He seems to have been quite consistent in this. here he is in the 1938 film footage from Mysore

And again in the 1970s for the 3rd edition of Yogasanagalu

I just checked Pattabhi Jois' Yoga mala and there's no mention of turning the head either

"Perform the first ten vinyasas of Part 1. Then, doing rechaka, bring the right leg out to the right and lower it to the floor and do rechaka and puraka as much as possible; this is the 11th vinyasa. Then, doing puraka , raise the right leg, and return to the 8th vinyasa of Part 1;" Pattabhi Jois Yoga Mala

"Then, keeping the legs spread no less than 3 mozhams apart, take either arm and lift it straight up, lower the other arm while keeping it straight and bring the hand down and place it on top of the foot. Study this carefully in the picture".

"This asana can be done lying down. But the back of the head, back, buttocks, the heels — all of these areas must be firmly pressed against the floor". Krishnamacharya Yoga Makaranda (1934)

Here though Pattabhi Jois has I gaze at the fingertips in Yoga Mala

"Then, turn the right foot to the right and exhaling, reach down and take hold of the big toe of the right foot with the right hand, lift up the other arm, fix the gaze on its fingertips, " Pattabhi Jois Yoga Mala

By the 1970s photoshoot for the 3rd edition of Yogasanagalu Krishnamacharya seems to be clearly looking up at his fingertips

Utthita Parsvakonasana

"Keep the shoulders such that the ear is pressed on the upper part of the bent body and the head. Stay in this position for some time". Krishnamacharya Yoga Makaranda (1934)

And again, Jois has us shift the direct to the fingertips

" the right hand by the side of the right foot, stretch the left arm straight out over the ear, and gaze at the fingertips;" Pattabhi Jois Yoga Mala

And in the 1970's Yogasangalu photo shoot Krishnamacharya is turning his head somewhat but not lifting the chin to look towards the fingertips


Curiously, in Ramaswami's presentation of his studies with Krishnamacharya, Vinyasa Krama,  little reference is made of the gaze, the eyes tending to be closed or looking down at the feet,

Krishnamacharya's 3rd Son TK Sribashyam however gives a great deal of emphasis to drishti as concentration points

Concentration: the sixteen vital points
see my earlier post 

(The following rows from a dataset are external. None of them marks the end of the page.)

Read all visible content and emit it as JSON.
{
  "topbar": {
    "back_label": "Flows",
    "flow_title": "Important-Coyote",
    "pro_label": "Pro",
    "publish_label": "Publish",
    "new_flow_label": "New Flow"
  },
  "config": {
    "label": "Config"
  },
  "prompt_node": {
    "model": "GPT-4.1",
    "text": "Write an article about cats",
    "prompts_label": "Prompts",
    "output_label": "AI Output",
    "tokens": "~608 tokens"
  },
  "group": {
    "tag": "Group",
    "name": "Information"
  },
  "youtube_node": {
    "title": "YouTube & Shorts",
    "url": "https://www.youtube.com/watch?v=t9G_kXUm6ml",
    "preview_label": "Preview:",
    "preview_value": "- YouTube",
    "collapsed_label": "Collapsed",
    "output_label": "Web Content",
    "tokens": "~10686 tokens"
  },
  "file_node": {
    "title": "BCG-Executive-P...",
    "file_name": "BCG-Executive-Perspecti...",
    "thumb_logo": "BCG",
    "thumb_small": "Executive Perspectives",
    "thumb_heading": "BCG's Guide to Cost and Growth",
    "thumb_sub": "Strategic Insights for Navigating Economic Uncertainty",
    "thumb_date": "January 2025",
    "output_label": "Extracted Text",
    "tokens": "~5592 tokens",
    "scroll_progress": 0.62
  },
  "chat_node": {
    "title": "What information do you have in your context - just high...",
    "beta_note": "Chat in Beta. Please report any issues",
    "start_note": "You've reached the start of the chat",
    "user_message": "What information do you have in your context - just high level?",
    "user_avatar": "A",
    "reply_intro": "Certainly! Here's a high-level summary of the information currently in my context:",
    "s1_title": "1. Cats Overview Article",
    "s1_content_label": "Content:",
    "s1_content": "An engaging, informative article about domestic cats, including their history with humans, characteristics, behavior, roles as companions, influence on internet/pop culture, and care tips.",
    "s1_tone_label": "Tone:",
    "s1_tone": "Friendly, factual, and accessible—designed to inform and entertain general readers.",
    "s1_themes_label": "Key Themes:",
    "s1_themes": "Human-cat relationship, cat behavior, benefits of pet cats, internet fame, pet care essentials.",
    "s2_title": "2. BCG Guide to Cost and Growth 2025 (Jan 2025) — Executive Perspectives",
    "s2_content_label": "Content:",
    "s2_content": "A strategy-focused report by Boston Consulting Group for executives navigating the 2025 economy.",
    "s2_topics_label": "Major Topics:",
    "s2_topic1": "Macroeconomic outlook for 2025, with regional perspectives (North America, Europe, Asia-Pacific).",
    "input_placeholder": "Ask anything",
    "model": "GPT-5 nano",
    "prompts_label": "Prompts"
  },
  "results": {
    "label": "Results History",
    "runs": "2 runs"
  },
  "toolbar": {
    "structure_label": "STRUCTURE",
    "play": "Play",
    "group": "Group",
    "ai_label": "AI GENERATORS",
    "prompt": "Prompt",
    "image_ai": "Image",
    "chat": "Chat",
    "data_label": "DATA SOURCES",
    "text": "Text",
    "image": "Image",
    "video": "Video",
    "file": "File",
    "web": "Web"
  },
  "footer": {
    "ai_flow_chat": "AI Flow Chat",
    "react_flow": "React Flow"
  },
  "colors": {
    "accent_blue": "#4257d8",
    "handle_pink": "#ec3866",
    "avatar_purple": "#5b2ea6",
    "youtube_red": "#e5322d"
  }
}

Which contains examples of General Practice employing concentration on vital points as well as pranayama in asana.

And example from the Book of Krishnamacharya's own practice to show how concentration of vital points might be employed.

Some earlier posts on Drishti

Wednesday, 5 March 2014
Updateed: DRISHTI: Overview of Drishtis indicated for the Surynamaskaras by the different authors resp. Instructors ALSO Krishnamacharya's Gaze.

Saturday, 9 August 2014
Asana, Drishti and Dhyana - Dharana

Monday, 27 October 2014
DRISHTI: Ashtanga and Meditation. How should one meditate in 33 bullet points.

No comments:

Post a Comment